The Last Archives
Rationality - Editor
The Last Archives
by Shane M. Gavin
Half a galaxy away from Earth it was shaping up to be one of those storms – the kind that had yet to be seen by anyone still living their first or second lifetimes.
Elain glanced back at the barriers she had placed over the entrance – barriers of corrugated metal that had been previously wounded in another great battle with the elements; barriers of shredded tweed bags that were half filled with muddy sludge; barriers of broken tree branches and of clumps of grass-covered sod that she had torn straight from the earth with her bare hands.

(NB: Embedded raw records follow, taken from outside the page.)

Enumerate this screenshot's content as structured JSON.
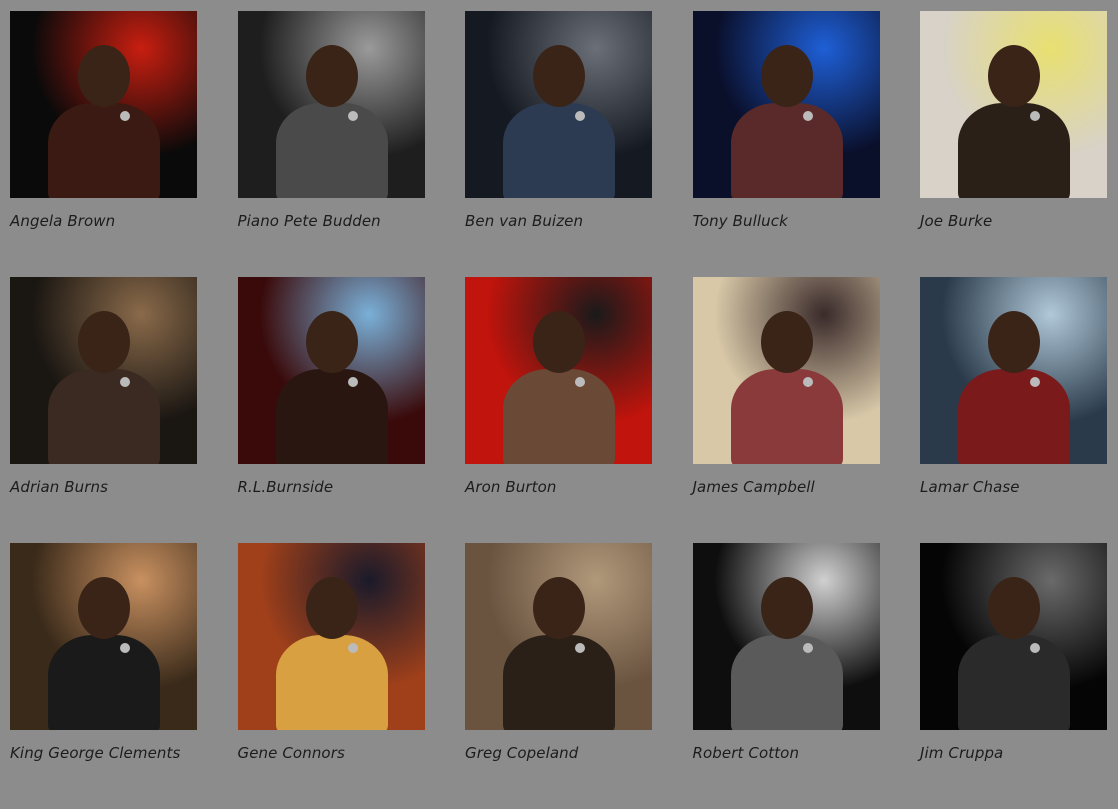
{
  "artists": [
    {
      "name": "Angela Brown",
      "photo": "singer-red-dress-photo",
      "palette": [
        "#0a0a0a",
        "#c81e10",
        "#3a1a12"
      ]
    },
    {
      "name": "Piano Pete Budden",
      "photo": "pianist-black-white-photo",
      "palette": [
        "#1e1e1e",
        "#9a9a9a",
        "#4a4a4a"
      ]
    },
    {
      "name": "Ben van Buizen",
      "photo": "band-stage-photo",
      "palette": [
        "#151a22",
        "#6b6f78",
        "#2c3b52"
      ]
    },
    {
      "name": "Tony Bulluck",
      "photo": "guitarist-blue-light-photo",
      "palette": [
        "#0a0f2a",
        "#1e5fd6",
        "#5a2a2a"
      ]
    },
    {
      "name": "Joe Burke",
      "photo": "singer-yellow-jacket-photo",
      "palette": [
        "#d8d2c8",
        "#e8e070",
        "#2a2018"
      ]
    },
    {
      "name": "Adrian Burns",
      "photo": "guitarist-pub-photo",
      "palette": [
        "#1a1612",
        "#8a6a4a",
        "#3a2a22"
      ]
    },
    {
      "name": "R.L.Burnside",
      "photo": "guitarist-red-stage-photo",
      "palette": [
        "#3a0a0a",
        "#7ab0d8",
        "#2a1610"
      ]
    },
    {
      "name": "Aron Burton",
      "photo": "singer-cowboy-hat-photo",
      "palette": [
        "#c0140c",
        "#1a1a1a",
        "#6a4a36"
      ]
    },
    {
      "name": "James Campbell",
      "photo": "band-group-photo",
      "palette": [
        "#d8c8a8",
        "#3a2a2a",
        "#8a3a3a"
      ]
    },
    {
      "name": "Lamar Chase",
      "photo": "guitarist-red-guitar-photo",
      "palette": [
        "#2a3a4a",
        "#b0c8d8",
        "#7a1a1a"
      ]
    },
    {
      "name": "King George Clements",
      "photo": "band-bar-photo",
      "palette": [
        "#3a2a1a",
        "#c89060",
        "#1a1a1a"
      ]
    },
    {
      "name": "Gene Connors",
      "photo": "trombonist-photo",
      "palette": [
        "#a0401a",
        "#1a1a2a",
        "#d8a040"
      ]
    },
    {
      "name": "Greg Copeland",
      "photo": "singer-hat-sepia-photo",
      "palette": [
        "#6a5440",
        "#b0987a",
        "#2a2018"
      ]
    },
    {
      "name": "Robert Cotton",
      "photo": "duo-guitars-bw-photo",
      "palette": [
        "#0e0e0e",
        "#d0d0d0",
        "#5a5a5a"
      ]
    },
    {
      "name": "Jim Cruppa",
      "photo": "singer-bw-photo",
      "palette": [
        "#050505",
        "#6a6a6a",
        "#2a2a2a"
      ]
    }
  ]
}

DetChiev--the man who both forty years her junior and eighty years her elder--was examining the construction, just as thoroughly as Elain had done only moments before.
Another gust of wind forced the surrounding trees into uncomfortable postures, stances they had never before been forced to take. They groaned in agony as their usually strong and stiff bodies snapped to the will of one whom they usually called friend. The gust lasted for only a moment and they were silent again, save for the gentle, almost soothing rustling of their foliage – a sigh of relief that their ordeal was over. Their ordeal was far from over.
Elain felt sorry for the poor creatures. They were no longer intelligence. At least, they weren't so in such a manner that warranted compassion from its other forms. But this only meant that they weren't complete enough of mind to realise that their salvation, the peacefulness in which they now basked, would be short-lived and that their torturer would return momentarily. They did not realise that their torturer would return with a vengeance. They did not realise that he would return at the end of every moment for at least a day and a night to come.